## App and web page records
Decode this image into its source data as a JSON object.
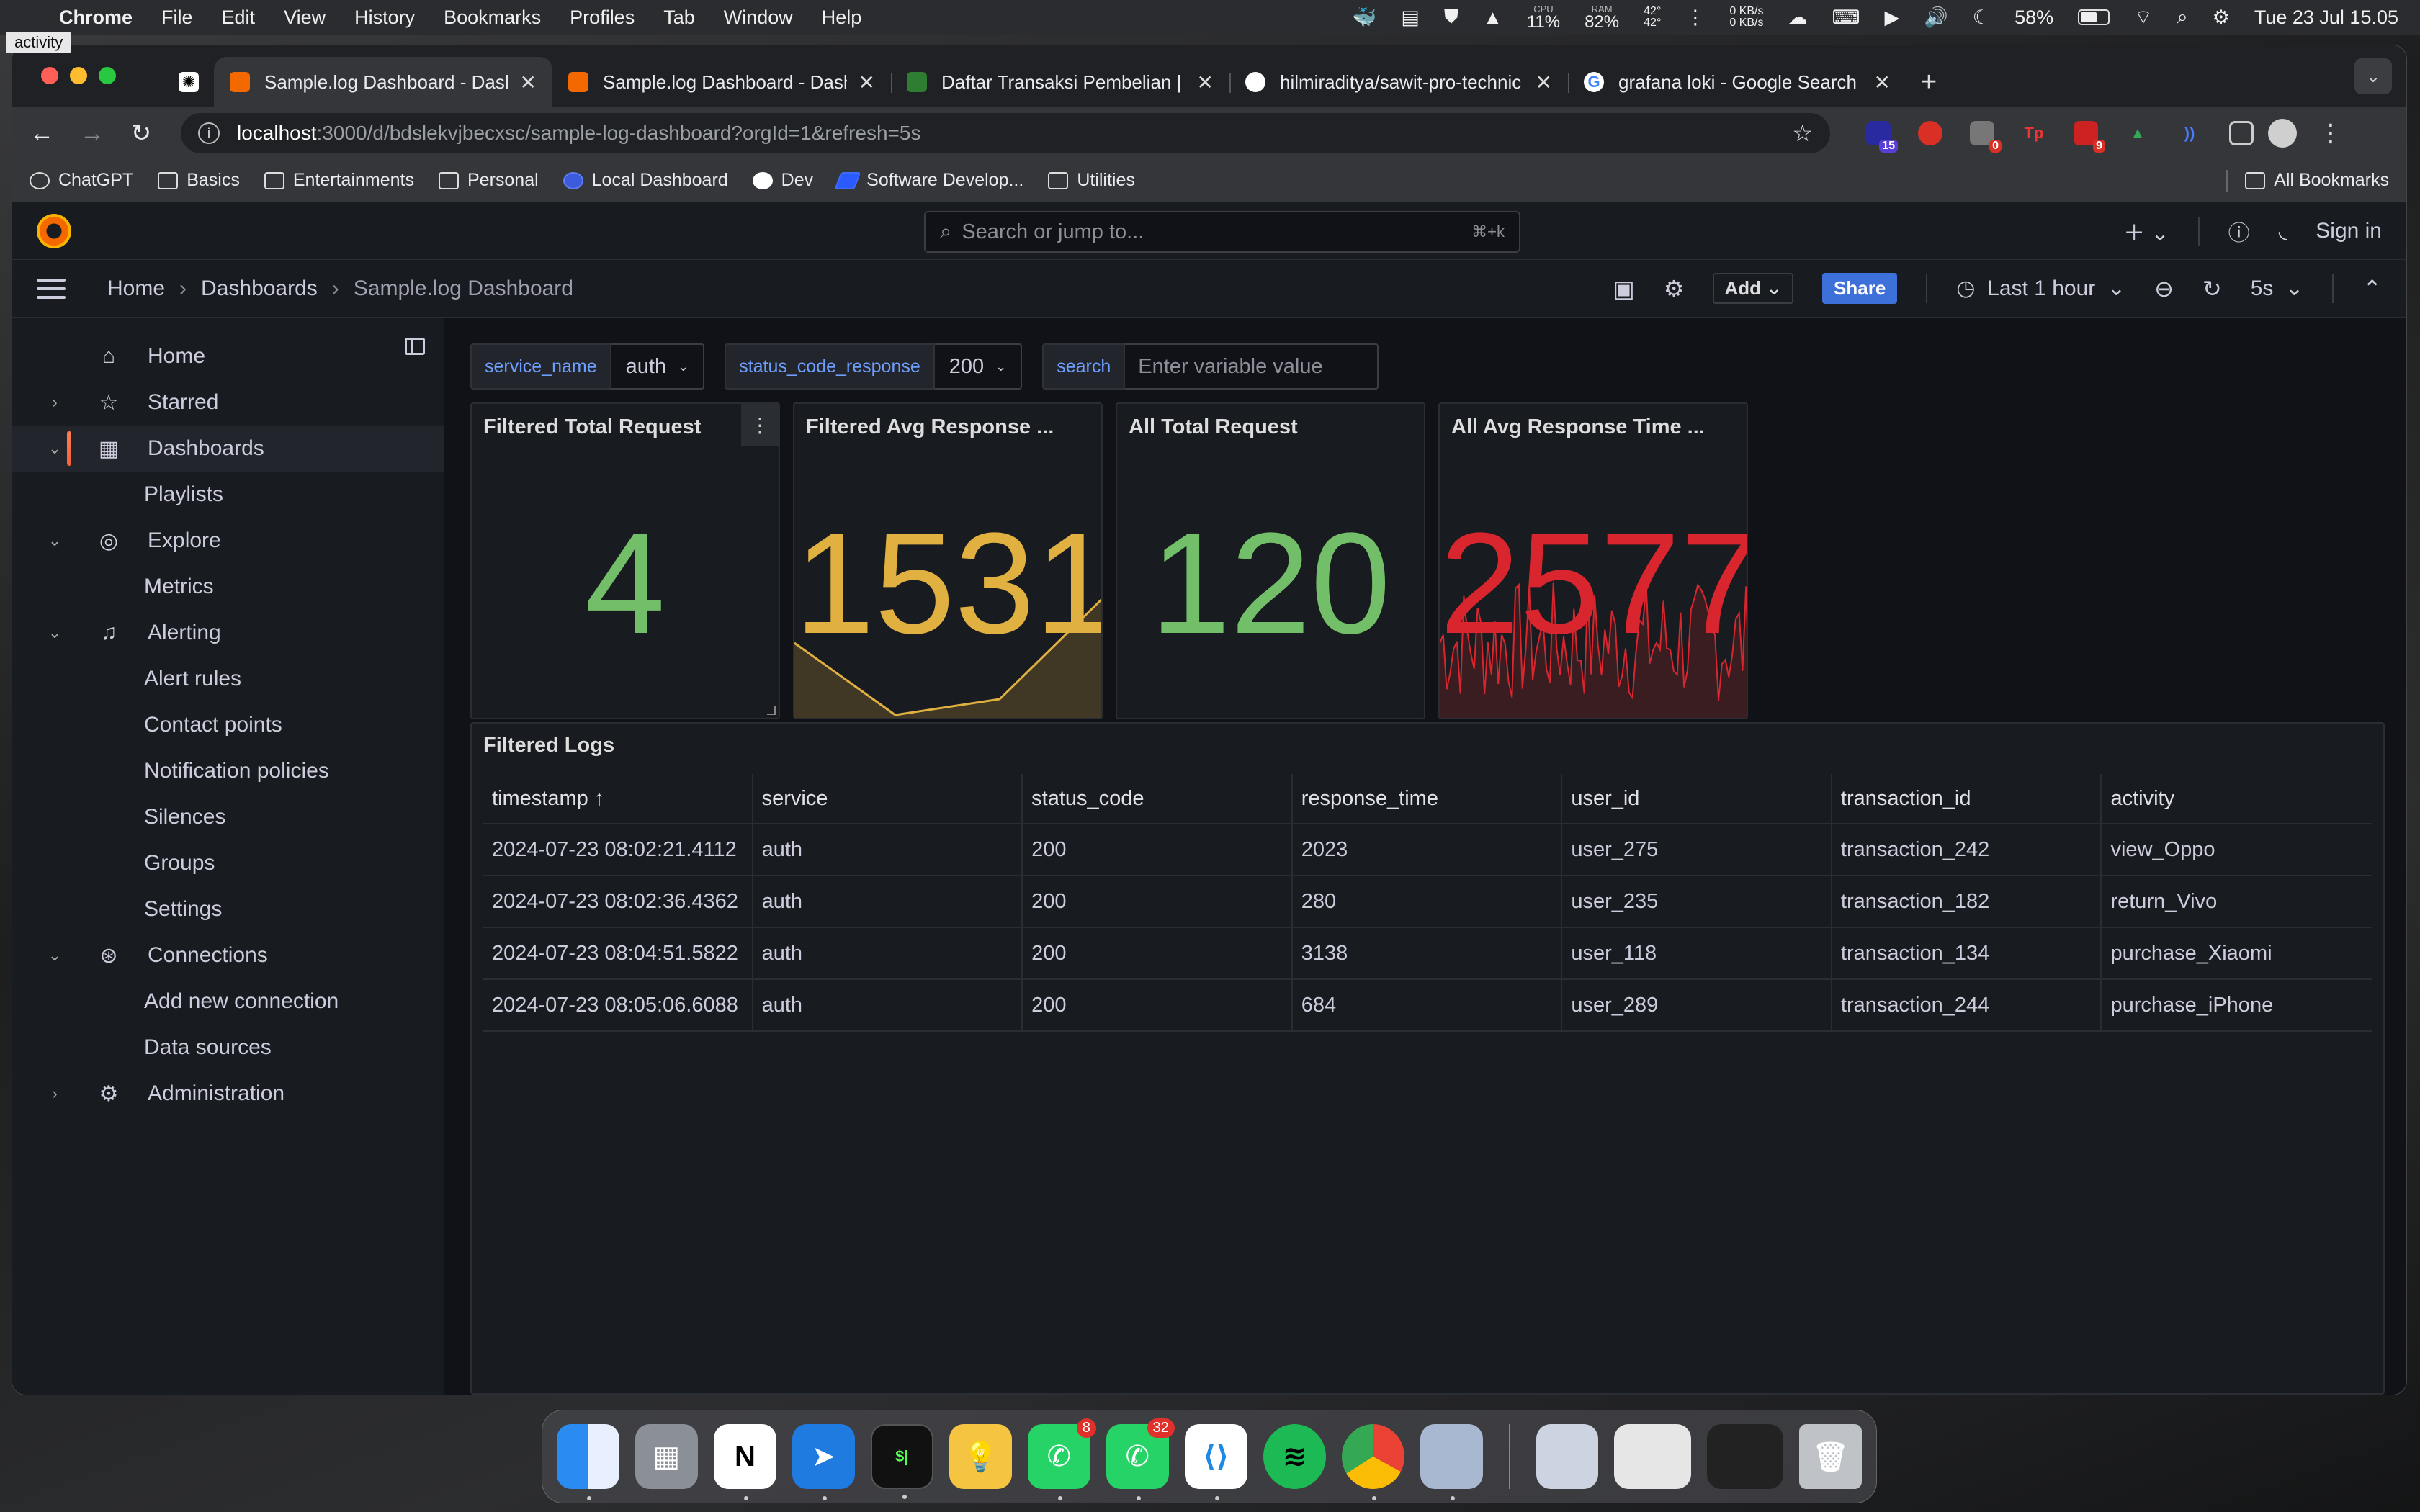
{
  "menubar": {
    "items": [
      "Chrome",
      "File",
      "Edit",
      "View",
      "History",
      "Bookmarks",
      "Profiles",
      "Tab",
      "Window",
      "Help"
    ],
    "cpu_label": "CPU",
    "cpu_value": "11%",
    "ram_label": "RAM",
    "ram_value": "82%",
    "temp_top": "42°",
    "temp_bottom": "42°",
    "net_up": "0 KB/s",
    "net_down": "0 KB/s",
    "battery": "58%",
    "datetime": "Tue 23 Jul  15.05"
  },
  "tooltip": "activity",
  "tabs": [
    {
      "title": "Sample.log Dashboard - Dash",
      "active": true
    },
    {
      "title": "Sample.log Dashboard - Dash",
      "active": false
    },
    {
      "title": "Daftar Transaksi Pembelian | T",
      "active": false
    },
    {
      "title": "hilmiraditya/sawit-pro-technic",
      "active": false
    },
    {
      "title": "grafana loki - Google Search",
      "active": false
    }
  ],
  "address": {
    "host": "localhost",
    "path": ":3000/d/bdslekvjbecxsc/sample-log-dashboard?orgId=1&refresh=5s"
  },
  "extension_badges": {
    "ext1": "15",
    "ext3": "0",
    "ext5": "9"
  },
  "bookmarks": [
    "ChatGPT",
    "Basics",
    "Entertainments",
    "Personal",
    "Local Dashboard",
    "Dev",
    "Software Develop...",
    "Utilities"
  ],
  "bookmarks_all": "All Bookmarks",
  "grafana": {
    "search_placeholder": "Search or jump to...",
    "search_kbd": "⌘+k",
    "sign_in": "Sign in",
    "breadcrumb": [
      "Home",
      "Dashboards",
      "Sample.log Dashboard"
    ],
    "add_label": "Add",
    "share_label": "Share",
    "time_range": "Last 1 hour",
    "refresh_interval": "5s",
    "nav": {
      "home": "Home",
      "starred": "Starred",
      "dashboards": "Dashboards",
      "playlists": "Playlists",
      "explore": "Explore",
      "metrics": "Metrics",
      "alerting": "Alerting",
      "alert_rules": "Alert rules",
      "contact_points": "Contact points",
      "notification_policies": "Notification policies",
      "silences": "Silences",
      "groups": "Groups",
      "settings": "Settings",
      "connections": "Connections",
      "add_connection": "Add new connection",
      "data_sources": "Data sources",
      "administration": "Administration"
    },
    "variables": {
      "service_name_label": "service_name",
      "service_name_value": "auth",
      "status_label": "status_code_response",
      "status_value": "200",
      "search_label": "search",
      "search_placeholder": "Enter variable value"
    },
    "panels": [
      {
        "title": "Filtered Total Request",
        "value": "4",
        "color": "#73bf69"
      },
      {
        "title": "Filtered Avg Response ...",
        "value": "1531",
        "color": "#e0b040"
      },
      {
        "title": "All Total Request",
        "value": "120",
        "color": "#73bf69"
      },
      {
        "title": "All Avg Response Time ...",
        "value": "2577",
        "color": "#d9262e"
      }
    ],
    "logs": {
      "title": "Filtered Logs",
      "columns": [
        "timestamp ↑",
        "service",
        "status_code",
        "response_time",
        "user_id",
        "transaction_id",
        "activity"
      ],
      "rows": [
        [
          "2024-07-23 08:02:21.4112",
          "auth",
          "200",
          "2023",
          "user_275",
          "transaction_242",
          "view_Oppo"
        ],
        [
          "2024-07-23 08:02:36.4362",
          "auth",
          "200",
          "280",
          "user_235",
          "transaction_182",
          "return_Vivo"
        ],
        [
          "2024-07-23 08:04:51.5822",
          "auth",
          "200",
          "3138",
          "user_118",
          "transaction_134",
          "purchase_Xiaomi"
        ],
        [
          "2024-07-23 08:05:06.6088",
          "auth",
          "200",
          "684",
          "user_289",
          "transaction_244",
          "purchase_iPhone"
        ]
      ]
    }
  },
  "dock": {
    "whatsapp_badge": "8",
    "whatsapp2_badge": "32"
  }
}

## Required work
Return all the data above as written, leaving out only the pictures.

## Exercise output
Decode this image into its source data as a JSON object.
{
  "menubar": {
    "items": [
      "Chrome",
      "File",
      "Edit",
      "View",
      "History",
      "Bookmarks",
      "Profiles",
      "Tab",
      "Window",
      "Help"
    ],
    "cpu_label": "CPU",
    "cpu_value": "11%",
    "ram_label": "RAM",
    "ram_value": "82%",
    "temp_top": "42°",
    "temp_bottom": "42°",
    "net_up": "0 KB/s",
    "net_down": "0 KB/s",
    "battery": "58%",
    "datetime": "Tue 23 Jul  15.05"
  },
  "tooltip": "activity",
  "tabs": [
    {
      "title": "Sample.log Dashboard - Dash",
      "active": true
    },
    {
      "title": "Sample.log Dashboard - Dash",
      "active": false
    },
    {
      "title": "Daftar Transaksi Pembelian | T",
      "active": false
    },
    {
      "title": "hilmiraditya/sawit-pro-technic",
      "active": false
    },
    {
      "title": "grafana loki - Google Search",
      "active": false
    }
  ],
  "address": {
    "host": "localhost",
    "path": ":3000/d/bdslekvjbecxsc/sample-log-dashboard?orgId=1&refresh=5s"
  },
  "extension_badges": {
    "ext1": "15",
    "ext3": "0",
    "ext5": "9"
  },
  "bookmarks": [
    "ChatGPT",
    "Basics",
    "Entertainments",
    "Personal",
    "Local Dashboard",
    "Dev",
    "Software Develop...",
    "Utilities"
  ],
  "bookmarks_all": "All Bookmarks",
  "grafana": {
    "search_placeholder": "Search or jump to...",
    "search_kbd": "⌘+k",
    "sign_in": "Sign in",
    "breadcrumb": [
      "Home",
      "Dashboards",
      "Sample.log Dashboard"
    ],
    "add_label": "Add",
    "share_label": "Share",
    "time_range": "Last 1 hour",
    "refresh_interval": "5s",
    "nav": {
      "home": "Home",
      "starred": "Starred",
      "dashboards": "Dashboards",
      "playlists": "Playlists",
      "explore": "Explore",
      "metrics": "Metrics",
      "alerting": "Alerting",
      "alert_rules": "Alert rules",
      "contact_points": "Contact points",
      "notification_policies": "Notification policies",
      "silences": "Silences",
      "groups": "Groups",
      "settings": "Settings",
      "connections": "Connections",
      "add_connection": "Add new connection",
      "data_sources": "Data sources",
      "administration": "Administration"
    },
    "variables": {
      "service_name_label": "service_name",
      "service_name_value": "auth",
      "status_label": "status_code_response",
      "status_value": "200",
      "search_label": "search",
      "search_placeholder": "Enter variable value"
    },
    "panels": [
      {
        "title": "Filtered Total Request",
        "value": "4",
        "color": "#73bf69"
      },
      {
        "title": "Filtered Avg Response ...",
        "value": "1531",
        "color": "#e0b040"
      },
      {
        "title": "All Total Request",
        "value": "120",
        "color": "#73bf69"
      },
      {
        "title": "All Avg Response Time ...",
        "value": "2577",
        "color": "#d9262e"
      }
    ],
    "logs": {
      "title": "Filtered Logs",
      "columns": [
        "timestamp ↑",
        "service",
        "status_code",
        "response_time",
        "user_id",
        "transaction_id",
        "activity"
      ],
      "rows": [
        [
          "2024-07-23 08:02:21.4112",
          "auth",
          "200",
          "2023",
          "user_275",
          "transaction_242",
          "view_Oppo"
        ],
        [
          "2024-07-23 08:02:36.4362",
          "auth",
          "200",
          "280",
          "user_235",
          "transaction_182",
          "return_Vivo"
        ],
        [
          "2024-07-23 08:04:51.5822",
          "auth",
          "200",
          "3138",
          "user_118",
          "transaction_134",
          "purchase_Xiaomi"
        ],
        [
          "2024-07-23 08:05:06.6088",
          "auth",
          "200",
          "684",
          "user_289",
          "transaction_244",
          "purchase_iPhone"
        ]
      ]
    }
  },
  "dock": {
    "whatsapp_badge": "8",
    "whatsapp2_badge": "32"
  }
}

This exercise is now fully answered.